■ Task description ■
Reproduce the whole listing that follows, character for character, and drop the images.

■ Records supplied ■
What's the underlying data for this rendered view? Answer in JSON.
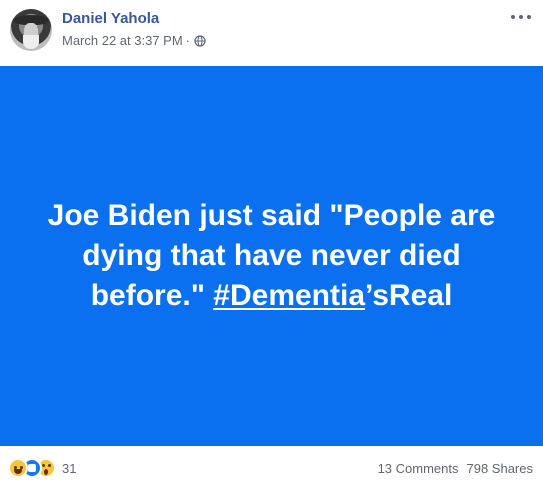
{
  "post": {
    "author": "Daniel Yahola",
    "timestamp": "March 22 at 3:37 PM",
    "separator": "·",
    "privacy_icon": "globe-icon",
    "text_main": "Joe Biden just said \"People are dying that have never died before.\" ",
    "hashtag": "#Dementia",
    "text_tail": "’sReal",
    "background_color": "#0b70f0"
  },
  "footer": {
    "reaction_icons": [
      "haha-icon",
      "like-icon",
      "wow-icon"
    ],
    "reaction_count": "31",
    "comments": "13 Comments",
    "shares": "798 Shares"
  }
}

■ Answer section ■
What's the underlying data for this rendered view? Answer in JSON.
{
  "post": {
    "author": "Daniel Yahola",
    "timestamp": "March 22 at 3:37 PM",
    "separator": "·",
    "privacy_icon": "globe-icon",
    "text_main": "Joe Biden just said \"People are dying that have never died before.\" ",
    "hashtag": "#Dementia",
    "text_tail": "’sReal",
    "background_color": "#0b70f0"
  },
  "footer": {
    "reaction_icons": [
      "haha-icon",
      "like-icon",
      "wow-icon"
    ],
    "reaction_count": "31",
    "comments": "13 Comments",
    "shares": "798 Shares"
  }
}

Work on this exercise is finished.